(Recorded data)
======
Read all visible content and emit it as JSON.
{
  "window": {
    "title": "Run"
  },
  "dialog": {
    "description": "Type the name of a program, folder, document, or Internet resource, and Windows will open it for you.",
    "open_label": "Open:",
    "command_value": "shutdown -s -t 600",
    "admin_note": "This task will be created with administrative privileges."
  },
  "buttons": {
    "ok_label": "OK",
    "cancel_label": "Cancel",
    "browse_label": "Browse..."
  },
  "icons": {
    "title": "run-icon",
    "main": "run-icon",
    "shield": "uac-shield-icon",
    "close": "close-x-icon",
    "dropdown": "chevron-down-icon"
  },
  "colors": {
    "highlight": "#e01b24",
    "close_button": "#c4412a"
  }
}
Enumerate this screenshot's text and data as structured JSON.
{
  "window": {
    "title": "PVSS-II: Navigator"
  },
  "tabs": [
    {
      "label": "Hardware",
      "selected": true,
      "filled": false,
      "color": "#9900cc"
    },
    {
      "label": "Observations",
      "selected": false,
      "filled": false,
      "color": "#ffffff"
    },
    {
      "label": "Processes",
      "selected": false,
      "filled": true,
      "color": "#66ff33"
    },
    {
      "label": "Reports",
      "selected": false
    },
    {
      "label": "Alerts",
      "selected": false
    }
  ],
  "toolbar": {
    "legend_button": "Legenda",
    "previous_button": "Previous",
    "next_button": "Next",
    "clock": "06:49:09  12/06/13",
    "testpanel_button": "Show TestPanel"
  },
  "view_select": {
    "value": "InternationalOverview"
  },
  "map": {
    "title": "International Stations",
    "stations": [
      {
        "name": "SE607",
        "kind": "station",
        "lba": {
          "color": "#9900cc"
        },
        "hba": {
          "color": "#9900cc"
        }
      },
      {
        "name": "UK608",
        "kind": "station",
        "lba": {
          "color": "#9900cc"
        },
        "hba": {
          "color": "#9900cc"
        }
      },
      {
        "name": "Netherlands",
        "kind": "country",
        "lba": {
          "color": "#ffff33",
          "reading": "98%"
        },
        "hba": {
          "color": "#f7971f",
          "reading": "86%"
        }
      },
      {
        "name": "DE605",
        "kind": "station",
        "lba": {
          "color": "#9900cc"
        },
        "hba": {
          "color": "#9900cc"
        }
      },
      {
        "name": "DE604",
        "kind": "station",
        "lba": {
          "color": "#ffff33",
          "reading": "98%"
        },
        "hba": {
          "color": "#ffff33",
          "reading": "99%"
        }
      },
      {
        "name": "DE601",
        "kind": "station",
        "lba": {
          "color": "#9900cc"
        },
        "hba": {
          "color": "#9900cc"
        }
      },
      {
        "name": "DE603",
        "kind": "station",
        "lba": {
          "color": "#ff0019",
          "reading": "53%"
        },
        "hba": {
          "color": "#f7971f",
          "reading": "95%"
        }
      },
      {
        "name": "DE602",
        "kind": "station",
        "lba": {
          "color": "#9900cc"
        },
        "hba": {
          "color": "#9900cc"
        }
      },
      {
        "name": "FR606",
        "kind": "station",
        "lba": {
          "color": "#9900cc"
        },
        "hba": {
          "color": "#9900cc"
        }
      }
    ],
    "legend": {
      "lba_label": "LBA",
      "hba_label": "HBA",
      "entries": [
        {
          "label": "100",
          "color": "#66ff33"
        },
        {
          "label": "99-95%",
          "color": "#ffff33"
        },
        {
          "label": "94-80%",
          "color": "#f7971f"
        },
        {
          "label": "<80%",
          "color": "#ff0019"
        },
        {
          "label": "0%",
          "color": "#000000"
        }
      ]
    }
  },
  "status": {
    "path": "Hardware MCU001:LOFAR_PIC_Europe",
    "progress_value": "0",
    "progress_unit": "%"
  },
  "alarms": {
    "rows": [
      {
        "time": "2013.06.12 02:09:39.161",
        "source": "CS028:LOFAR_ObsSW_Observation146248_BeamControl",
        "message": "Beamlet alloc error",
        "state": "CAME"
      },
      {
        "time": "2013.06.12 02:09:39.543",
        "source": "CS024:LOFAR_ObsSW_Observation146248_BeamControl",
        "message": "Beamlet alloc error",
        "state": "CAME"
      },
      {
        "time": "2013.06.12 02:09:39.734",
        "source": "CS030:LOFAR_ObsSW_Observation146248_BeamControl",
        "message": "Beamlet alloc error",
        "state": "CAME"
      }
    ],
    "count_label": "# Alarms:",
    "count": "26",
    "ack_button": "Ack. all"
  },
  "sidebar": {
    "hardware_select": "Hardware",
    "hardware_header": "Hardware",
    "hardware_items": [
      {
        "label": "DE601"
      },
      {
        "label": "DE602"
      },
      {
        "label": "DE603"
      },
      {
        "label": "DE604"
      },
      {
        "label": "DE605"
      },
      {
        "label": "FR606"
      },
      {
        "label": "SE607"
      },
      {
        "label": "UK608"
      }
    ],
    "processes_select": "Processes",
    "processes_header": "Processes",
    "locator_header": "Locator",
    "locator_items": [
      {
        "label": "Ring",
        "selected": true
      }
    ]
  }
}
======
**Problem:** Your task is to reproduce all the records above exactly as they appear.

**Result of this exercise:**
Read all visible content and emit it as JSON.
{
  "window": {
    "title": "Run"
  },
  "dialog": {
    "description": "Type the name of a program, folder, document, or Internet resource, and Windows will open it for you.",
    "open_label": "Open:",
    "command_value": "shutdown -s -t 600",
    "admin_note": "This task will be created with administrative privileges."
  },
  "buttons": {
    "ok_label": "OK",
    "cancel_label": "Cancel",
    "browse_label": "Browse..."
  },
  "icons": {
    "title": "run-icon",
    "main": "run-icon",
    "shield": "uac-shield-icon",
    "close": "close-x-icon",
    "dropdown": "chevron-down-icon"
  },
  "colors": {
    "highlight": "#e01b24",
    "close_button": "#c4412a"
  }
}
Enumerate this screenshot's text and data as structured JSON.
{
  "window": {
    "title": "PVSS-II: Navigator"
  },
  "tabs": [
    {
      "label": "Hardware",
      "selected": true,
      "filled": false,
      "color": "#9900cc"
    },
    {
      "label": "Observations",
      "selected": false,
      "filled": false,
      "color": "#ffffff"
    },
    {
      "label": "Processes",
      "selected": false,
      "filled": true,
      "color": "#66ff33"
    },
    {
      "label": "Reports",
      "selected": false
    },
    {
      "label": "Alerts",
      "selected": false
    }
  ],
  "toolbar": {
    "legend_button": "Legenda",
    "previous_button": "Previous",
    "next_button": "Next",
    "clock": "06:49:09  12/06/13",
    "testpanel_button": "Show TestPanel"
  },
  "view_select": {
    "value": "InternationalOverview"
  },
  "map": {
    "title": "International Stations",
    "stations": [
      {
        "name": "SE607",
        "kind": "station",
        "lba": {
          "color": "#9900cc"
        },
        "hba": {
          "color": "#9900cc"
        }
      },
      {
        "name": "UK608",
        "kind": "station",
        "lba": {
          "color": "#9900cc"
        },
        "hba": {
          "color": "#9900cc"
        }
      },
      {
        "name": "Netherlands",
        "kind": "country",
        "lba": {
          "color": "#ffff33",
          "reading": "98%"
        },
        "hba": {
          "color": "#f7971f",
          "reading": "86%"
        }
      },
      {
        "name": "DE605",
        "kind": "station",
        "lba": {
          "color": "#9900cc"
        },
        "hba": {
          "color": "#9900cc"
        }
      },
      {
        "name": "DE604",
        "kind": "station",
        "lba": {
          "color": "#ffff33",
          "reading": "98%"
        },
        "hba": {
          "color": "#ffff33",
          "reading": "99%"
        }
      },
      {
        "name": "DE601",
        "kind": "station",
        "lba": {
          "color": "#9900cc"
        },
        "hba": {
          "color": "#9900cc"
        }
      },
      {
        "name": "DE603",
        "kind": "station",
        "lba": {
          "color": "#ff0019",
          "reading": "53%"
        },
        "hba": {
          "color": "#f7971f",
          "reading": "95%"
        }
      },
      {
        "name": "DE602",
        "kind": "station",
        "lba": {
          "color": "#9900cc"
        },
        "hba": {
          "color": "#9900cc"
        }
      },
      {
        "name": "FR606",
        "kind": "station",
        "lba": {
          "color": "#9900cc"
        },
        "hba": {
          "color": "#9900cc"
        }
      }
    ],
    "legend": {
      "lba_label": "LBA",
      "hba_label": "HBA",
      "entries": [
        {
          "label": "100",
          "color": "#66ff33"
        },
        {
          "label": "99-95%",
          "color": "#ffff33"
        },
        {
          "label": "94-80%",
          "color": "#f7971f"
        },
        {
          "label": "<80%",
          "color": "#ff0019"
        },
        {
          "label": "0%",
          "color": "#000000"
        }
      ]
    }
  },
  "status": {
    "path": "Hardware MCU001:LOFAR_PIC_Europe",
    "progress_value": "0",
    "progress_unit": "%"
  },
  "alarms": {
    "rows": [
      {
        "time": "2013.06.12 02:09:39.161",
        "source": "CS028:LOFAR_ObsSW_Observation146248_BeamControl",
        "message": "Beamlet alloc error",
        "state": "CAME"
      },
      {
        "time": "2013.06.12 02:09:39.543",
        "source": "CS024:LOFAR_ObsSW_Observation146248_BeamControl",
        "message": "Beamlet alloc error",
        "state": "CAME"
      },
      {
        "time": "2013.06.12 02:09:39.734",
        "source": "CS030:LOFAR_ObsSW_Observation146248_BeamControl",
        "message": "Beamlet alloc error",
        "state": "CAME"
      }
    ],
    "count_label": "# Alarms:",
    "count": "26",
    "ack_button": "Ack. all"
  },
  "sidebar": {
    "hardware_select": "Hardware",
    "hardware_header": "Hardware",
    "hardware_items": [
      {
        "label": "DE601"
      },
      {
        "label": "DE602"
      },
      {
        "label": "DE603"
      },
      {
        "label": "DE604"
      },
      {
        "label": "DE605"
      },
      {
        "label": "FR606"
      },
      {
        "label": "SE607"
      },
      {
        "label": "UK608"
      }
    ],
    "processes_select": "Processes",
    "processes_header": "Processes",
    "locator_header": "Locator",
    "locator_items": [
      {
        "label": "Ring",
        "selected": true
      }
    ]
  }
}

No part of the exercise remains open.